Step 6: Execution is the mantra at this step. The tasks as identified in step-5 are executed.

Key players: CSI/ IT staff, “Cloud delivery” team, cloud users of the organization.
Output: A cloud enabled working environment, cloud literate employees, cloud administrators (from IT staff).
Duration: 6-12 weeks (depending upon the complexity of the environment).

Post migration live testing and go-live phase: Step 7

Step 7: Testing of the live production system and go-live to users. This is an essential phase to ensure that no functionality regression has been introduced during the migration and also to ensure that all the cloud management and monitoring processes are working as expected.

Key players: All users, Cloud Management team, Cloud Delivery team.
Output: Efficient, cloud enabled environment that meets all business requirements.
Duration: 2-4 weeks for testing and fixing of issues found; continuous use.

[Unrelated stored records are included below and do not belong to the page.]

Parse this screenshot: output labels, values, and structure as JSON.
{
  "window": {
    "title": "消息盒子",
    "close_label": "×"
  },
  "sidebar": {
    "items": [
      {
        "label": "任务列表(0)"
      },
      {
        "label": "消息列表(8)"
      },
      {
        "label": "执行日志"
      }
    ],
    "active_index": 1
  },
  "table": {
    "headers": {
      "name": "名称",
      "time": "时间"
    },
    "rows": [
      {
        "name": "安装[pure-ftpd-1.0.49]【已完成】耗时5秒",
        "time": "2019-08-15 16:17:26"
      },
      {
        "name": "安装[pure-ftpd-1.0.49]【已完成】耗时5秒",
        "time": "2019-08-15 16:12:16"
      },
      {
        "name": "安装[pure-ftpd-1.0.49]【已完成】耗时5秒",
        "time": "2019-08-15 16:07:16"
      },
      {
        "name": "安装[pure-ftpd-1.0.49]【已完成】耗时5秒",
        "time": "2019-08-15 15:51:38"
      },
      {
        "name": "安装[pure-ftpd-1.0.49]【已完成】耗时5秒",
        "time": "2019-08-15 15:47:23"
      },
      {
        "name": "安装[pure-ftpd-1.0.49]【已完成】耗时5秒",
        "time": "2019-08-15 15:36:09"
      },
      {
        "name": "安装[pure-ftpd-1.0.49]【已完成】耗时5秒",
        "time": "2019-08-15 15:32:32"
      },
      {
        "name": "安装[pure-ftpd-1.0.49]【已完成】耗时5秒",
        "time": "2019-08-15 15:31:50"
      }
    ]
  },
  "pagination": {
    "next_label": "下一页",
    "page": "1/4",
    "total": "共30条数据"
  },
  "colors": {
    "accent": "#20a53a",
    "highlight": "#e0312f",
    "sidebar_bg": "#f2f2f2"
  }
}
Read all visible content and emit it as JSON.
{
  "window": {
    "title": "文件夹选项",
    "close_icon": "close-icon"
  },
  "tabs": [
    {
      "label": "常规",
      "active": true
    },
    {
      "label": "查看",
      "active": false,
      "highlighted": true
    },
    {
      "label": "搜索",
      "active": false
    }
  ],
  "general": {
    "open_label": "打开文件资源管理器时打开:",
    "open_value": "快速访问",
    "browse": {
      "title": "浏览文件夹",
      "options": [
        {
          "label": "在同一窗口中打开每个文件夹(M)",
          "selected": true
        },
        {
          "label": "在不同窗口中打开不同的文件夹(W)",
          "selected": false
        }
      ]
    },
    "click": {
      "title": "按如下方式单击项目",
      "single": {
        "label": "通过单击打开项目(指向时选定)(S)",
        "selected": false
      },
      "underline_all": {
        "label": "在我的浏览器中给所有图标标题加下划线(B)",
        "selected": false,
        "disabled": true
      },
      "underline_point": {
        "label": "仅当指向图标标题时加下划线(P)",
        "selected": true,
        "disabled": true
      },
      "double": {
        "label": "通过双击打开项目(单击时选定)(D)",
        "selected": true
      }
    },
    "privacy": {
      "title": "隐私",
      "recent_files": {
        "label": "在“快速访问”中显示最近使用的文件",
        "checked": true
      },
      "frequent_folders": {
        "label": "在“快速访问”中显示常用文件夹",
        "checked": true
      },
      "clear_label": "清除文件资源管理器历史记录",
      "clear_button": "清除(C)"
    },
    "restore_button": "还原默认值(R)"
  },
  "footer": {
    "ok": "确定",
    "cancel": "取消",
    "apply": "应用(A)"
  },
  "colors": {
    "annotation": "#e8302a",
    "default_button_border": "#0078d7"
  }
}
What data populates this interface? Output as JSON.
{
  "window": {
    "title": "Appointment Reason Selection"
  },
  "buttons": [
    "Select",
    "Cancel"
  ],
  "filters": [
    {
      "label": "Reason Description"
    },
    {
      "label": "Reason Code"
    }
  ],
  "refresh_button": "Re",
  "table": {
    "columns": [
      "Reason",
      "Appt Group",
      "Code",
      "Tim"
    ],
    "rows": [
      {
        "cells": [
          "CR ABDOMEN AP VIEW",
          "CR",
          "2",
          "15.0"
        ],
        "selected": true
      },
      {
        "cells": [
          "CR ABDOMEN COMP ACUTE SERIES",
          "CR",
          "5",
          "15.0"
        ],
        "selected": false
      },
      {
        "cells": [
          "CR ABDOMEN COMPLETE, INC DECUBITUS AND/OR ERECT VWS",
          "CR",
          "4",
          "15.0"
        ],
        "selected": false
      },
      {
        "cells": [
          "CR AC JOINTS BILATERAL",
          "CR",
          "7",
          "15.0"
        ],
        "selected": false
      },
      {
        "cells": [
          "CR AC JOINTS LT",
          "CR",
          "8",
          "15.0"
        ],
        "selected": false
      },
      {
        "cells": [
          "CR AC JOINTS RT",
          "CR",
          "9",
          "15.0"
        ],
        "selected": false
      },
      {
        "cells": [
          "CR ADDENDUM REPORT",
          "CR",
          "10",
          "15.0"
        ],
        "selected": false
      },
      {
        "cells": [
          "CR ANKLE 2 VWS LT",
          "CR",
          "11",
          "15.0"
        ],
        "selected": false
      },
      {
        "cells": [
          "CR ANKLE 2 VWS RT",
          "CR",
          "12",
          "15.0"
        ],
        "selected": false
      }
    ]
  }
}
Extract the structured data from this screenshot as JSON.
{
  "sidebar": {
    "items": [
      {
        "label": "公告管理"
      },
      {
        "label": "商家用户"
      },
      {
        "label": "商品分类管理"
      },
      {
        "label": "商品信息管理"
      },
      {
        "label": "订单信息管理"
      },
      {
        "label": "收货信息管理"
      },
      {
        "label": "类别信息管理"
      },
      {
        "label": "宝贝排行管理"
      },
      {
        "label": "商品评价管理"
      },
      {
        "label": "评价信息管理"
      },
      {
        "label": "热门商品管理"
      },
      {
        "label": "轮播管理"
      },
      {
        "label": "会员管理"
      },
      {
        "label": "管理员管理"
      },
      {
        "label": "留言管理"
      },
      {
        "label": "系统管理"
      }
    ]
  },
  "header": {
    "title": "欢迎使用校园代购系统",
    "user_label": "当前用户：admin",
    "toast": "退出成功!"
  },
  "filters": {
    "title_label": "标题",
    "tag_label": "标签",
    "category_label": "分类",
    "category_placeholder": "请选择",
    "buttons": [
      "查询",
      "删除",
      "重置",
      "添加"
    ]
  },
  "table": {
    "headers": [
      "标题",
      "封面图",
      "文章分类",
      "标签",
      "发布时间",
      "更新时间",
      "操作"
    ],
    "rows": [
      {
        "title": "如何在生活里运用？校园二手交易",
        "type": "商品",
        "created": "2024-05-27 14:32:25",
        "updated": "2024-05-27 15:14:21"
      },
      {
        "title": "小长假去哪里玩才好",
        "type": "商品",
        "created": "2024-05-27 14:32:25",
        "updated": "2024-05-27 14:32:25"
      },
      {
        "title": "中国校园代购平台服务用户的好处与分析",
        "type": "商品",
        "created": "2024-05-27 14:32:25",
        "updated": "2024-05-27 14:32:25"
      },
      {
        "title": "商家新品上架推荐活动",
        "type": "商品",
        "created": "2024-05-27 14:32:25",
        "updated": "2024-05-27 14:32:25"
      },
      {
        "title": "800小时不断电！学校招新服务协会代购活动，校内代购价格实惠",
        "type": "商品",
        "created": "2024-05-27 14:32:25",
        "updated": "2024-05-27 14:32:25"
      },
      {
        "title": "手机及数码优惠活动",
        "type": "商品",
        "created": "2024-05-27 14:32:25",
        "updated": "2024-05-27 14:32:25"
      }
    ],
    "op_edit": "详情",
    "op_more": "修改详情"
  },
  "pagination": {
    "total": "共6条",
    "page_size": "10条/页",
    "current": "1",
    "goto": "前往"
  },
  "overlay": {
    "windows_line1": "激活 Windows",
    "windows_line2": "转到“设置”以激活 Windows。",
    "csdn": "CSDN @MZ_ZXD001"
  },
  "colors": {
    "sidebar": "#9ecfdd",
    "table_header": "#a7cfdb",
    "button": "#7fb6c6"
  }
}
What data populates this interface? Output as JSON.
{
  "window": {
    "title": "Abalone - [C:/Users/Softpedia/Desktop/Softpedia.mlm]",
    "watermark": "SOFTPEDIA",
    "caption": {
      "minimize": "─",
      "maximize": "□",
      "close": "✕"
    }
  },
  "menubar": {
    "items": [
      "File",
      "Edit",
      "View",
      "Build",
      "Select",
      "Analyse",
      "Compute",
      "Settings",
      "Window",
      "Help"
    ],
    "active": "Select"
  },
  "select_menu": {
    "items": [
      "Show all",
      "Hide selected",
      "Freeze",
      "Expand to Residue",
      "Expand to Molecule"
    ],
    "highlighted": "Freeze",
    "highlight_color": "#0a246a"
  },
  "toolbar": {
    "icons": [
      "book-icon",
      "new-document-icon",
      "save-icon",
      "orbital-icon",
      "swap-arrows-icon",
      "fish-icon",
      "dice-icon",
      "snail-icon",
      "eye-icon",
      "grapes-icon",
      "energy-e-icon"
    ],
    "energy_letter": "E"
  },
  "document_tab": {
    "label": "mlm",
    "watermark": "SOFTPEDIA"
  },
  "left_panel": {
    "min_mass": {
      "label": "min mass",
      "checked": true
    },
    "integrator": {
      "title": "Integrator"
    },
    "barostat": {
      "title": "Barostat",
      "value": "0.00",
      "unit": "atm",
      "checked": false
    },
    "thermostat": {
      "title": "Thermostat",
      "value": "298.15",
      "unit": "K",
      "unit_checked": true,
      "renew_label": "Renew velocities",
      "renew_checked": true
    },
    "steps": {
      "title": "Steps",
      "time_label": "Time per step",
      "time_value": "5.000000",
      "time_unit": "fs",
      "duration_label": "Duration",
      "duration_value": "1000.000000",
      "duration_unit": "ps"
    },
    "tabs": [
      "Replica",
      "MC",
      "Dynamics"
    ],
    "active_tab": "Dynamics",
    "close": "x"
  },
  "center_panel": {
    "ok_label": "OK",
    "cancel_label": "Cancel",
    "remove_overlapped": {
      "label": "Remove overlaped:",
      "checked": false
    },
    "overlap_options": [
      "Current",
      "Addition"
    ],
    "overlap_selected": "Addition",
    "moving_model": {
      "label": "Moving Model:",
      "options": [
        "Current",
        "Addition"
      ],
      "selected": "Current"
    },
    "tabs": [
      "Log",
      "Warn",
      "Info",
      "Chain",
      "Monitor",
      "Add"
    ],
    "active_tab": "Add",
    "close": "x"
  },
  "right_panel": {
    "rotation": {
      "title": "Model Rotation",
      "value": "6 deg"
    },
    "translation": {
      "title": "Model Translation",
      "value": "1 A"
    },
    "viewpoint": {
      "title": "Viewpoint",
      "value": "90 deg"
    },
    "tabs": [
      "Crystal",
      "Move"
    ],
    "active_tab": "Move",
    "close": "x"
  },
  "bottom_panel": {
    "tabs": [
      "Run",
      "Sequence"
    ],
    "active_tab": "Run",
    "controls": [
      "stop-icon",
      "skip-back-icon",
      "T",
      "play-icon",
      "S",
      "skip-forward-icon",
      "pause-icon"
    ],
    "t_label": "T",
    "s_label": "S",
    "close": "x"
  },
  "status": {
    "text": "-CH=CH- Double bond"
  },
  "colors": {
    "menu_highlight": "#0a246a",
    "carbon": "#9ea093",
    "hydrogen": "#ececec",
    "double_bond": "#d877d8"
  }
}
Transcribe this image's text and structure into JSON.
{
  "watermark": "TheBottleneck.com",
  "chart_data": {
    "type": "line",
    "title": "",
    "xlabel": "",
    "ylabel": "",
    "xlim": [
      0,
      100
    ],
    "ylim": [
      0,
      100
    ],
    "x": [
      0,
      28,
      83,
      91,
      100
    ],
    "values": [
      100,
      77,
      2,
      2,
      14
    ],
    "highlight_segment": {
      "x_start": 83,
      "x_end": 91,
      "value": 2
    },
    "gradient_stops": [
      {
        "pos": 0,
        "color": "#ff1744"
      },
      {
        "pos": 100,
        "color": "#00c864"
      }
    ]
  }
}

Review and Revisit Cloud Strategy phase: Steps 8 & 9

Step 8 This is an optional step, but can prove to be real beneficial. We suggest that this phase kicks in somewhere between one and three years from the initial deployment. This step can be termed as corporate cloud health-check-up where existing cloud services are re-evaluated to check if they are continuing to meet the requirements of the organization’s needs. This step is required to stay current with the advancements in cloud technologies and to take full benefit from those.

Key players: Cloud expert, CTO/ CIO.
Output: A detailed list of areas where the current cloud strategy needs to be re-looked.
Duration: 2-3 weeks.

Step 9:  This step may or may not be required depending on the findings of Step 8. A careful review and decision making process is required to decide when to initiate this step — doing it too early might result in productivity loss and delaying it too much may mean continuing  with dated cloud systems and thus missing out on the benefits of the new advancements in cloud technologies.

Key players: Cloud expert, CTO/ CIO, CFO, CEO.
Output: A repeat of many steps from Phases-I to IV.
Duration: As required.

In summary, the overall “experience” with cloud migration really depends on how well the requirements were identified, and more importantly how well those requirements were fulfilled by the selected Cloud Service Provider. This should not be done casually or with assumption that the migration strategy of another enterprise would also work for the enterprise in question, because each enterprise is unique and has unique requirements, and so a careful evaluation of all aspects and planning is highly recommended.

(*) To see a sample “Cloud service provider recommendation report”, please visit and use RankCloudz.